**TO DO:** In the entries below, find each line with the string "hadoop" and copy it.

___ TASK MATERIAL

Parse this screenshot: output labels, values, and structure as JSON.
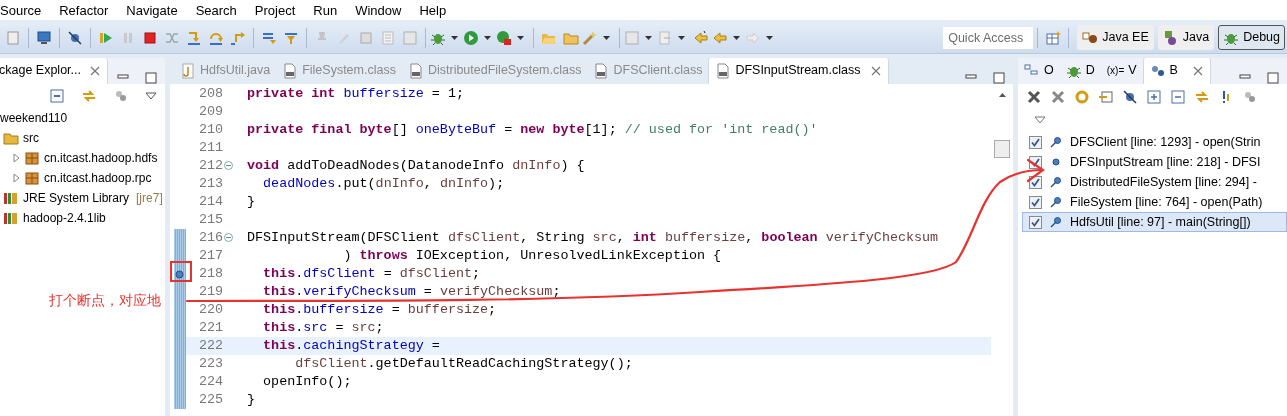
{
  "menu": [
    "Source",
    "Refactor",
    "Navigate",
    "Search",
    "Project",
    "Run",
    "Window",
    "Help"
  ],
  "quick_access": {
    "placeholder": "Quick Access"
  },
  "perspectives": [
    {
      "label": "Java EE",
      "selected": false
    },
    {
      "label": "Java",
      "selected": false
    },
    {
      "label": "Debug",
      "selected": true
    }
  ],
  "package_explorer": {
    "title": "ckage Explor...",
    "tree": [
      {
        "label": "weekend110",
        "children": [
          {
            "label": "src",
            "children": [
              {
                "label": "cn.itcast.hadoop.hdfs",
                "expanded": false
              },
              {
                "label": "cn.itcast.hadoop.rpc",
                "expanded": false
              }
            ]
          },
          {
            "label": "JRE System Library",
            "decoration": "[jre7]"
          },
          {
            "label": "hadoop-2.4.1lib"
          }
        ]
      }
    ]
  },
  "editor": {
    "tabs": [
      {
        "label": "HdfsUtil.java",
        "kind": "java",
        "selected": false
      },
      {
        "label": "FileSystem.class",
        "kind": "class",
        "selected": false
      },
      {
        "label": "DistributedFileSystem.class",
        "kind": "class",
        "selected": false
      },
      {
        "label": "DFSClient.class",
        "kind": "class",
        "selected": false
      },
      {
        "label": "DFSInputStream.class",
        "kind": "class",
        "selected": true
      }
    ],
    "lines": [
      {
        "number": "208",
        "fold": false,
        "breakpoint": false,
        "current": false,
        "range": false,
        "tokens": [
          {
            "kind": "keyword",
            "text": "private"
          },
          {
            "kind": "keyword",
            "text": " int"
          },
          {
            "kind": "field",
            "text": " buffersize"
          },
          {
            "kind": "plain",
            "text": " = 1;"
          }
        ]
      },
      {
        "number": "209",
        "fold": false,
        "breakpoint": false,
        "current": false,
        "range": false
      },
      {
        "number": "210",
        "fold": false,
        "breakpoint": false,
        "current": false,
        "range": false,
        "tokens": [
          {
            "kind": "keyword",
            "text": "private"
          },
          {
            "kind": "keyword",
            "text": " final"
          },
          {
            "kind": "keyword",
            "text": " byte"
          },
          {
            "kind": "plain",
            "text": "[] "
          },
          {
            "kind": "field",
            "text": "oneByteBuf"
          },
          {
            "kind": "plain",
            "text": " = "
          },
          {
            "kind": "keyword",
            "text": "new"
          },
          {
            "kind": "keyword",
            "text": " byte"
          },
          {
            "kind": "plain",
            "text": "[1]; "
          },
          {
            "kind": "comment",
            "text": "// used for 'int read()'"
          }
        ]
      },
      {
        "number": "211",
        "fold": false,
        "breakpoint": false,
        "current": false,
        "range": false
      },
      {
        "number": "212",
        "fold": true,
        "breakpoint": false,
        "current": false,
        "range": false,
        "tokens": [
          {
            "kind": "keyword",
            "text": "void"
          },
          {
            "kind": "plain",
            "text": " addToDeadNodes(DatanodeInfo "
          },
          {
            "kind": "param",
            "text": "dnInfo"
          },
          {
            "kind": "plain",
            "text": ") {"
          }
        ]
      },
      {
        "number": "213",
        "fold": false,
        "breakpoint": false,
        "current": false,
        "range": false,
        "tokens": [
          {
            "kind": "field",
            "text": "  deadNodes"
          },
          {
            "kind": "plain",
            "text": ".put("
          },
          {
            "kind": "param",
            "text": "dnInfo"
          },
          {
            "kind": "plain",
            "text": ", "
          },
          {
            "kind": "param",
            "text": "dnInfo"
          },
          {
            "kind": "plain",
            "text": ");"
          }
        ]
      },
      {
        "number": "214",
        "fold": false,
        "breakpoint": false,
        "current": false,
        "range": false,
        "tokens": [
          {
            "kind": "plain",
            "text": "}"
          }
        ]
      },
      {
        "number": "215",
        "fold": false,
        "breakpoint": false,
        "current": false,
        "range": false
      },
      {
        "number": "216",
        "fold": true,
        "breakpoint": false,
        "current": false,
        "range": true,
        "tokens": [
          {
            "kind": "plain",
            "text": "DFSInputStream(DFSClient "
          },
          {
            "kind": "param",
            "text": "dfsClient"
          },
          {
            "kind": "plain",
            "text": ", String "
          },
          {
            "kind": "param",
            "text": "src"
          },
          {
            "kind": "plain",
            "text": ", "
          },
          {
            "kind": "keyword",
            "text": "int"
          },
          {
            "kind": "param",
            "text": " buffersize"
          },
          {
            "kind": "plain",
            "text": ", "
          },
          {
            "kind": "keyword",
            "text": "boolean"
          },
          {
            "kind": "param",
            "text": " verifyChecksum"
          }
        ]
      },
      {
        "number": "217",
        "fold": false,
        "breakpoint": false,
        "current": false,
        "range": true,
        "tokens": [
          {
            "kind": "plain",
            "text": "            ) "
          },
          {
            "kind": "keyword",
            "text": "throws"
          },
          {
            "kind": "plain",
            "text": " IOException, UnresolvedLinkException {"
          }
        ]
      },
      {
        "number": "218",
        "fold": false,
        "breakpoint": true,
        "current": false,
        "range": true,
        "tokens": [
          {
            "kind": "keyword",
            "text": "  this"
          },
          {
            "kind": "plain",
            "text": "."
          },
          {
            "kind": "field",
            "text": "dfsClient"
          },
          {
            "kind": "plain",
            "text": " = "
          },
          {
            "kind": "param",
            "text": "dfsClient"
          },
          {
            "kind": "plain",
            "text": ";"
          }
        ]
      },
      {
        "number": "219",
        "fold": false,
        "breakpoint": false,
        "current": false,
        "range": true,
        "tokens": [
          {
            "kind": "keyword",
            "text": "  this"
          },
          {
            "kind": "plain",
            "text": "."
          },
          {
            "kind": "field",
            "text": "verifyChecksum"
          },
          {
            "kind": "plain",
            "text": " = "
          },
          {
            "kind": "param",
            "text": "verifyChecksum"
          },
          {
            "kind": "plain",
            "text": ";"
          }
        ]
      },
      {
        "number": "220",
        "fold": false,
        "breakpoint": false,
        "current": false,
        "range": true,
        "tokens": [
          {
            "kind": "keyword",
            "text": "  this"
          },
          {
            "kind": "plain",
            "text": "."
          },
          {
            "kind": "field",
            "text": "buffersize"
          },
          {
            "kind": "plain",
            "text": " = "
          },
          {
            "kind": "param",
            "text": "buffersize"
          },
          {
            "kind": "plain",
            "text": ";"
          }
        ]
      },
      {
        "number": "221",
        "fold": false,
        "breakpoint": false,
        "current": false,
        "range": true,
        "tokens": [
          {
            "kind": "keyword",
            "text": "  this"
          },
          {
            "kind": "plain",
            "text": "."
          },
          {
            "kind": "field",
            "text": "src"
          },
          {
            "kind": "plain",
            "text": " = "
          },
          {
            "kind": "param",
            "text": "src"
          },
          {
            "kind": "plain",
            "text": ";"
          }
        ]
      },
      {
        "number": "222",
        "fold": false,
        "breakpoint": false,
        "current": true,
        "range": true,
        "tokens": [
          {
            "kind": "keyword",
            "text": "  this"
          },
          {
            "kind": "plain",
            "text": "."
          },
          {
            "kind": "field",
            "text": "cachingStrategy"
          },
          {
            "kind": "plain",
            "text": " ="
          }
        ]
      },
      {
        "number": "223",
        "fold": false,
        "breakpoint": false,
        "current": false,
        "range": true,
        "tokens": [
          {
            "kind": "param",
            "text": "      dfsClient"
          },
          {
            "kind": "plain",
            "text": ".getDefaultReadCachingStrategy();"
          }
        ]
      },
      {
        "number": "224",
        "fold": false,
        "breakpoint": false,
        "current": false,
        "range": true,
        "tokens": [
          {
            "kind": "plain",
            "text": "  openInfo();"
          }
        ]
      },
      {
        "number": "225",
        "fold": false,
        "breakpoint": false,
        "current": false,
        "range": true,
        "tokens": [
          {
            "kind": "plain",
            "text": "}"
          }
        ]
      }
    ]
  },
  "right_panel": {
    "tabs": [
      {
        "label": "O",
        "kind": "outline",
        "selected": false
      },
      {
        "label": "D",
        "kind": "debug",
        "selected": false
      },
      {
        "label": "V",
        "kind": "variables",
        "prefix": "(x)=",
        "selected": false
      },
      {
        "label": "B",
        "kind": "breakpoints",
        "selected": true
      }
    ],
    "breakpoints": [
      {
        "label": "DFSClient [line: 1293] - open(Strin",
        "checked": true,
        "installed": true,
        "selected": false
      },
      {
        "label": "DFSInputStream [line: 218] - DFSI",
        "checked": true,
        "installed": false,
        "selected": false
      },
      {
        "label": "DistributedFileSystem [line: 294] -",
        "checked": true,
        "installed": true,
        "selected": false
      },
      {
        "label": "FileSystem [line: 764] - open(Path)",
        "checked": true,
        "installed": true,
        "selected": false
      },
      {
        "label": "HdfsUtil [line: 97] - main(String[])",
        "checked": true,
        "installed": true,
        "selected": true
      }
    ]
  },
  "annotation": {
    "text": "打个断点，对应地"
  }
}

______
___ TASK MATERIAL

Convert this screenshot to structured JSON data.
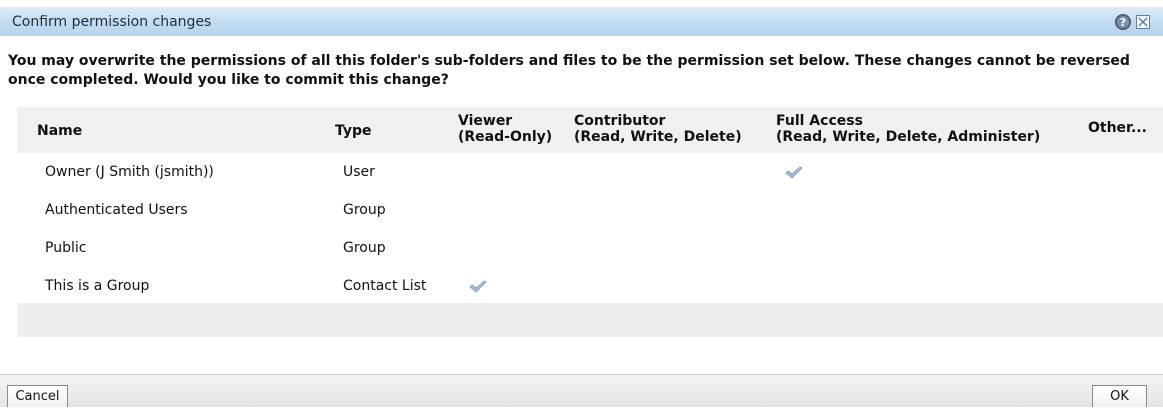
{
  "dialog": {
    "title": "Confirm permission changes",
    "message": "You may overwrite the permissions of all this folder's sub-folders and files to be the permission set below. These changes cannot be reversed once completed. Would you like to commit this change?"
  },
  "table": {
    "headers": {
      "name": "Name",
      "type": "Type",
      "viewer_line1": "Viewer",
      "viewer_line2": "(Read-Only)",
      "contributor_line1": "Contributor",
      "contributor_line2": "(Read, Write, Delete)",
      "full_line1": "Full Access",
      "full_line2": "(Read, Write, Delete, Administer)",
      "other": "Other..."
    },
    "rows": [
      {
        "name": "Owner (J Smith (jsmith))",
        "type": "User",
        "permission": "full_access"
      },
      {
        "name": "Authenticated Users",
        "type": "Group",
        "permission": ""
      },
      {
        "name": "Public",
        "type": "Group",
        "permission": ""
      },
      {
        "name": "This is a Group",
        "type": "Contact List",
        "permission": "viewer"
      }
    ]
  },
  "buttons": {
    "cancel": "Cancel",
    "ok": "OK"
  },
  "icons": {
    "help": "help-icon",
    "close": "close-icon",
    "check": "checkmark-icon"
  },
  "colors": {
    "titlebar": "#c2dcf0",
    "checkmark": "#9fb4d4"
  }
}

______

**OUTPUT OF THE EXERCISE:**
                "label": "cn.itcast.hadoop.hdfs",
                "label": "cn.itcast.hadoop.rpc",
            "label": "hadoop-2.4.1lib"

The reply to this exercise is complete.